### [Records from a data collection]

######

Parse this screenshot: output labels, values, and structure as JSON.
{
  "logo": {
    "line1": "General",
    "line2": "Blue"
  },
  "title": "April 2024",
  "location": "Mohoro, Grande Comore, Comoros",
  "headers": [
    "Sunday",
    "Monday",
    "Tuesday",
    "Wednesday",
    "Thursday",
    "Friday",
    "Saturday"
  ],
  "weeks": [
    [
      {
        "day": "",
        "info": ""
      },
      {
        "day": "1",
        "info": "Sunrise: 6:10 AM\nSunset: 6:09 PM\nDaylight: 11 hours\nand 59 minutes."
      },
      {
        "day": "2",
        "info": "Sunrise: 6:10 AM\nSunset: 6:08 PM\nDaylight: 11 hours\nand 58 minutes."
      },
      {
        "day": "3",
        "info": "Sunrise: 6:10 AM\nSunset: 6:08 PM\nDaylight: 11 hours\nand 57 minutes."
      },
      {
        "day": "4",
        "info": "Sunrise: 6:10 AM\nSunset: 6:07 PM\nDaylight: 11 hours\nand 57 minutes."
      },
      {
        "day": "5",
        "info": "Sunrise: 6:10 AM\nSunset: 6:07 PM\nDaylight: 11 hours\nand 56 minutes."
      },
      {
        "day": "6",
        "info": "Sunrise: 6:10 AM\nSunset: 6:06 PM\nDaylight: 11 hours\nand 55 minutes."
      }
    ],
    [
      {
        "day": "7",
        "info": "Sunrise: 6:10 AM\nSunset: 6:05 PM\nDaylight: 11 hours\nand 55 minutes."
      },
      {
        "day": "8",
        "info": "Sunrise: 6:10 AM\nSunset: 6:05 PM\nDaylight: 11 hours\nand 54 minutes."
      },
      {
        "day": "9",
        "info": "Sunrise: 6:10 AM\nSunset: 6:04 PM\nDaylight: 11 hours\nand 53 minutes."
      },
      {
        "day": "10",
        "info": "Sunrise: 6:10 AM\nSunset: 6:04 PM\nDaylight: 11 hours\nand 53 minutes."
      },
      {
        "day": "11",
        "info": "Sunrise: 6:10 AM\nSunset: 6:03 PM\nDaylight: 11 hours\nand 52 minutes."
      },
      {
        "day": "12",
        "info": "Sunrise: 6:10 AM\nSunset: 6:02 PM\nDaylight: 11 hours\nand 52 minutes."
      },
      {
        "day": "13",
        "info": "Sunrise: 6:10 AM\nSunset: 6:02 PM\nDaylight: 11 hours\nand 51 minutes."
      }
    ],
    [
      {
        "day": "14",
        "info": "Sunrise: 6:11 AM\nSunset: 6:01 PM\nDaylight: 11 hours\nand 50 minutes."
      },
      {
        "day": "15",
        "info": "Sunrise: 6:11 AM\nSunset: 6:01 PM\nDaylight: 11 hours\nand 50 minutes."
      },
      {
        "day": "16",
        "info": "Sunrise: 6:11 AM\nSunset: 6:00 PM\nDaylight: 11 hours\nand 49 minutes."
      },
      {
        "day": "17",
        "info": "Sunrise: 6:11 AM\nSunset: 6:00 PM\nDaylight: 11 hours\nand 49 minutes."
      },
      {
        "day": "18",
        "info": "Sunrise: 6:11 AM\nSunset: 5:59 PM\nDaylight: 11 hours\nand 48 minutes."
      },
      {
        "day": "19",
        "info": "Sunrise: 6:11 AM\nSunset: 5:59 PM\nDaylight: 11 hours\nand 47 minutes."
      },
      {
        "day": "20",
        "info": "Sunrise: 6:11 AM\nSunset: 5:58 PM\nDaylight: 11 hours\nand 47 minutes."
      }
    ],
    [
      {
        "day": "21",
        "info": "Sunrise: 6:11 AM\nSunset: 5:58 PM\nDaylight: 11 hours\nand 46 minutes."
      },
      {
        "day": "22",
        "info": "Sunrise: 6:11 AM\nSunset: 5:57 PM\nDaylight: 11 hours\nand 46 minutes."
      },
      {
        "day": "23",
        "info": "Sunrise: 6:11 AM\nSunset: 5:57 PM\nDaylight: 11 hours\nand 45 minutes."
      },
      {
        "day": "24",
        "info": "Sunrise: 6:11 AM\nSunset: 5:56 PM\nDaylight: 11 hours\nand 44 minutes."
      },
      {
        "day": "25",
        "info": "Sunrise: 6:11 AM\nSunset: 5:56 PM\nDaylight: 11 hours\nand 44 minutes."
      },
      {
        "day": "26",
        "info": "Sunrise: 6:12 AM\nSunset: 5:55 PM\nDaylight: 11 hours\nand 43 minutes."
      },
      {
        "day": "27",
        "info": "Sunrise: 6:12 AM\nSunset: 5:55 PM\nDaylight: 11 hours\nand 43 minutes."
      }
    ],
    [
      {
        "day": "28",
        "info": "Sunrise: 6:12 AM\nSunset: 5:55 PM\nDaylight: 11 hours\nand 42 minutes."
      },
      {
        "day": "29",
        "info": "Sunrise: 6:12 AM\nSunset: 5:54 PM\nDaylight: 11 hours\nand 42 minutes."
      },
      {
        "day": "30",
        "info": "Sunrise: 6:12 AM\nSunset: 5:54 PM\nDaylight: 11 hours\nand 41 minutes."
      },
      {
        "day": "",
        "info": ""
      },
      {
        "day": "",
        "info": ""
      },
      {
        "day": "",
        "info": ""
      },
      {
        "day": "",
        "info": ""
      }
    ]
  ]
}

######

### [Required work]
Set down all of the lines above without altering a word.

### [Result of this task]
Parse this screenshot: output labels, values, and structure as JSON.
{
  "logo": {
    "line1": "General",
    "line2": "Blue"
  },
  "title": "April 2024",
  "location": "Mohoro, Grande Comore, Comoros",
  "headers": [
    "Sunday",
    "Monday",
    "Tuesday",
    "Wednesday",
    "Thursday",
    "Friday",
    "Saturday"
  ],
  "weeks": [
    [
      {
        "day": "",
        "info": ""
      },
      {
        "day": "1",
        "info": "Sunrise: 6:10 AM\nSunset: 6:09 PM\nDaylight: 11 hours\nand 59 minutes."
      },
      {
        "day": "2",
        "info": "Sunrise: 6:10 AM\nSunset: 6:08 PM\nDaylight: 11 hours\nand 58 minutes."
      },
      {
        "day": "3",
        "info": "Sunrise: 6:10 AM\nSunset: 6:08 PM\nDaylight: 11 hours\nand 57 minutes."
      },
      {
        "day": "4",
        "info": "Sunrise: 6:10 AM\nSunset: 6:07 PM\nDaylight: 11 hours\nand 57 minutes."
      },
      {
        "day": "5",
        "info": "Sunrise: 6:10 AM\nSunset: 6:07 PM\nDaylight: 11 hours\nand 56 minutes."
      },
      {
        "day": "6",
        "info": "Sunrise: 6:10 AM\nSunset: 6:06 PM\nDaylight: 11 hours\nand 55 minutes."
      }
    ],
    [
      {
        "day": "7",
        "info": "Sunrise: 6:10 AM\nSunset: 6:05 PM\nDaylight: 11 hours\nand 55 minutes."
      },
      {
        "day": "8",
        "info": "Sunrise: 6:10 AM\nSunset: 6:05 PM\nDaylight: 11 hours\nand 54 minutes."
      },
      {
        "day": "9",
        "info": "Sunrise: 6:10 AM\nSunset: 6:04 PM\nDaylight: 11 hours\nand 53 minutes."
      },
      {
        "day": "10",
        "info": "Sunrise: 6:10 AM\nSunset: 6:04 PM\nDaylight: 11 hours\nand 53 minutes."
      },
      {
        "day": "11",
        "info": "Sunrise: 6:10 AM\nSunset: 6:03 PM\nDaylight: 11 hours\nand 52 minutes."
      },
      {
        "day": "12",
        "info": "Sunrise: 6:10 AM\nSunset: 6:02 PM\nDaylight: 11 hours\nand 52 minutes."
      },
      {
        "day": "13",
        "info": "Sunrise: 6:10 AM\nSunset: 6:02 PM\nDaylight: 11 hours\nand 51 minutes."
      }
    ],
    [
      {
        "day": "14",
        "info": "Sunrise: 6:11 AM\nSunset: 6:01 PM\nDaylight: 11 hours\nand 50 minutes."
      },
      {
        "day": "15",
        "info": "Sunrise: 6:11 AM\nSunset: 6:01 PM\nDaylight: 11 hours\nand 50 minutes."
      },
      {
        "day": "16",
        "info": "Sunrise: 6:11 AM\nSunset: 6:00 PM\nDaylight: 11 hours\nand 49 minutes."
      },
      {
        "day": "17",
        "info": "Sunrise: 6:11 AM\nSunset: 6:00 PM\nDaylight: 11 hours\nand 49 minutes."
      },
      {
        "day": "18",
        "info": "Sunrise: 6:11 AM\nSunset: 5:59 PM\nDaylight: 11 hours\nand 48 minutes."
      },
      {
        "day": "19",
        "info": "Sunrise: 6:11 AM\nSunset: 5:59 PM\nDaylight: 11 hours\nand 47 minutes."
      },
      {
        "day": "20",
        "info": "Sunrise: 6:11 AM\nSunset: 5:58 PM\nDaylight: 11 hours\nand 47 minutes."
      }
    ],
    [
      {
        "day": "21",
        "info": "Sunrise: 6:11 AM\nSunset: 5:58 PM\nDaylight: 11 hours\nand 46 minutes."
      },
      {
        "day": "22",
        "info": "Sunrise: 6:11 AM\nSunset: 5:57 PM\nDaylight: 11 hours\nand 46 minutes."
      },
      {
        "day": "23",
        "info": "Sunrise: 6:11 AM\nSunset: 5:57 PM\nDaylight: 11 hours\nand 45 minutes."
      },
      {
        "day": "24",
        "info": "Sunrise: 6:11 AM\nSunset: 5:56 PM\nDaylight: 11 hours\nand 44 minutes."
      },
      {
        "day": "25",
        "info": "Sunrise: 6:11 AM\nSunset: 5:56 PM\nDaylight: 11 hours\nand 44 minutes."
      },
      {
        "day": "26",
        "info": "Sunrise: 6:12 AM\nSunset: 5:55 PM\nDaylight: 11 hours\nand 43 minutes."
      },
      {
        "day": "27",
        "info": "Sunrise: 6:12 AM\nSunset: 5:55 PM\nDaylight: 11 hours\nand 43 minutes."
      }
    ],
    [
      {
        "day": "28",
        "info": "Sunrise: 6:12 AM\nSunset: 5:55 PM\nDaylight: 11 hours\nand 42 minutes."
      },
      {
        "day": "29",
        "info": "Sunrise: 6:12 AM\nSunset: 5:54 PM\nDaylight: 11 hours\nand 42 minutes."
      },
      {
        "day": "30",
        "info": "Sunrise: 6:12 AM\nSunset: 5:54 PM\nDaylight: 11 hours\nand 41 minutes."
      },
      {
        "day": "",
        "info": ""
      },
      {
        "day": "",
        "info": ""
      },
      {
        "day": "",
        "info": ""
      },
      {
        "day": "",
        "info": ""
      }
    ]
  ]
}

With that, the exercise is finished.